People around him, he said, had been living their lives while “I was too busy cooking.”
Today, Spence feels “very fortunate;” at having the time and ability to develop a previously hidden talent that provides him a living, and newly discovered sense of purpose. “It just heals you, man.”
Breaking down goats — and then painting them
Like his culinary career, Spence’s path as an artist also started off with an instant “click.”
What began as a hobby, scribbling on the chalkboard at Amis to fill rare moments of free time — “That’s kind of good,” he recalled people telling him, to which he would answer, “Really?” — burst into a full-blown compulsion during a visit to the Brooklyn Museum and a first sighting of Basquiat’s 1982 skull painting “Untitled” that Spence said “stopped me in my tracks.” Five years later, it’s still fresh in his mind.
“I was thinking about it the other day,” he said. “You go to a museum, you see thousands and thousands of paintings. Why did one of them stand out so aggressively to me? It’s kind of odd.”
Since then, Spence has been applying a similarly frazzled style, from his first painting — a classic stovetop moka pot — to a growing oeuvre of images recalling the Jersey Shore of his childhood (albeit focused on Jaws-style shark attacks), boxing, which he’s a fan of, and cooking — specifically the animals he’s cooked, which by his estimation, is “all of them.”
It’s that unique relationship handling animals as a chef that serves as his drive to paint them, he explained, describing one of the current works he’s most excited to unveil at Osteria, a painting of a goat.
“I’ve broken down three goats a week for I don’t know how many months for I don’t know how many years.
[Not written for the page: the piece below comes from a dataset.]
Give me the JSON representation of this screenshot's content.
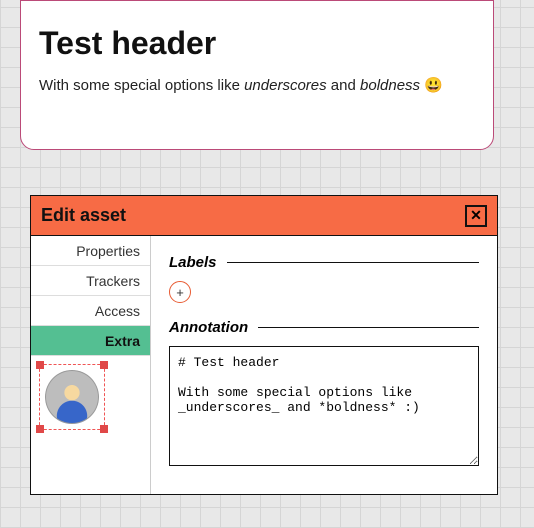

That gives me more of a reason to paint a goat than anybody, in my opinion,” Spence said. “If I can translate that connection to paint, that’d be cool.”
Working out of his Cherry Hill home studio, Spence brings the same energy and approach to his artwork as he did to the kitchens he led: “A constant grind; work, work, work.” It’s the only way he knows how to do things, he said, and the reason he’s able to look back on his culinary career with satisfaction, and his new life as an artist with clear excitement.
“I did everything I wanted to do,” he said of his time as a professional chef. “If I didn’t, it might be a different conversation.”
The Osteria display comes shortly after an exhibit of Spence’s work at Camden’s FireWorks. He’s previously had his work shown in the gallery space above Angelo’s on 9th street, the Italian Market pizzeria being the first place to hang one of his works on public display.
“I don’t know why, but I feel like I should be painting, and that’s just what it is,” Spence said. “I just want to paint the rest of the time I’m on this earth.”
What to expect
A four-course menu of “good, wholesome, simple dishes,” as Spence describes them, from Amis Trattoria.
For Spence, a personal highlight is the bucatini, inspired by his friend Han Chiang (of Han Dynasty)’s cold sesame noodles, and served with a pureed almond pesto, jalapeno, and parmesan cheese. “It’s an awesome dish,” Spence promised.
Rigatoni with jersey tomato amatriciana is also available as the second pasta option. For secondi, chicken leg al mattone with shishito peppers and ricotta salata, or tagliata di tonno with fennel and citrus.
Antipasti selections include eggplant caponata bruschetta or scallop crudo with plum, mint, and pistachio, with olive oil tart and apple butter or Mom-Moms rice pudding for dessert.
The $85 menu also comes with a $55 optional wine pairing.
On the art side, expect 10-14 paintings of up-close sharks, at least one pineapple, and several animals served up by the artist in his past life in the kitchen. “There’s gonna be a judgment day. All the animals are gonna team up on me,” Spence joked. “Rightfully so. I deserve it.”
Osteria, 640 N. Broad Street | 5 p.m. Wednesday, July 26 | $85-$140 | RSVP